The project, which includes 2321-2325 Third Ave., will expand the mayor’s announcement to increase the role of minority and woman-owned businesses in development projects. Emerging developers will be given preference in the selection process, a city spokesman said.

The site will be part of a larger development dubbed “E125” which will span from 125th to 127th streets along Second and Third avenues, according to the city's Economic Development Corporation.

Part of that includes hundreds units of “affordable” housing units. About half of them will be affordable for people making East Harlem's median household income of $31,000.

Of the 950 units, 295 will be priced lower than 60 percent Average Median Income — $46,600 for a family of three. Two hundred apartments will be priced between 60 to 100 percent AMI — $77,000 — and 242 will be priced at 131 percent AMI — $101,000. The cap will be 150 percent AMI.
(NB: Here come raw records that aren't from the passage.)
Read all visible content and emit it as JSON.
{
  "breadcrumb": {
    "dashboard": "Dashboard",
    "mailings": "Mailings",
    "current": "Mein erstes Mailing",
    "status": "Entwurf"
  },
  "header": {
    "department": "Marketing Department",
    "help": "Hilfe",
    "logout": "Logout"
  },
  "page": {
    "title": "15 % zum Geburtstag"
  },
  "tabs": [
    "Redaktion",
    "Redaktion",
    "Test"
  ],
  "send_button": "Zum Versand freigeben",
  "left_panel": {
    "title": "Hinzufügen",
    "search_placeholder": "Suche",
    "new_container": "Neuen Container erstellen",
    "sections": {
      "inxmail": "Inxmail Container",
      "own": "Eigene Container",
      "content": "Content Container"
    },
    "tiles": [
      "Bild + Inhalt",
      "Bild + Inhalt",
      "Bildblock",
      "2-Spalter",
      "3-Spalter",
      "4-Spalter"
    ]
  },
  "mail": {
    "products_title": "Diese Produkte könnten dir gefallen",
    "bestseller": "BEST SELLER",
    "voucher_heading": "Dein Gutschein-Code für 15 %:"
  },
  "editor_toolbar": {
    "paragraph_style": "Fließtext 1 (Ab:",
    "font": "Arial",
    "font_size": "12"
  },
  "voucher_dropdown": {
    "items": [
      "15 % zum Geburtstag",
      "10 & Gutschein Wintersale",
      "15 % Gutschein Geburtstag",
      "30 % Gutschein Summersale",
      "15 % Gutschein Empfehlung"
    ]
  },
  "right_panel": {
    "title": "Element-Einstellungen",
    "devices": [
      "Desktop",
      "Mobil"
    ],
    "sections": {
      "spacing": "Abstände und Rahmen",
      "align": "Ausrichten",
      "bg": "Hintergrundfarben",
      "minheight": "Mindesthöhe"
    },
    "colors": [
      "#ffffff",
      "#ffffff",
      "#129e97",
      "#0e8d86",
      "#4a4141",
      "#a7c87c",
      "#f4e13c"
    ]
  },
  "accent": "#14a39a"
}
The E125 development will also be home to the New York Proton Center, which will be the state’s first proton beam therapy center and also house a biotech incubator.

“E125 will also drive technology and medical innovation to the neighborhood,” Viverito said.

The site of the project is one block north of a contested area that the city seized from private owners via eminent domain in 2008. Last October they sued claiming the city ran out of time to develop the area.

A state judge dismissed the case but they’ve appealed the decision. The city cannot acquire the property until the appeal is decided, a spokesman said.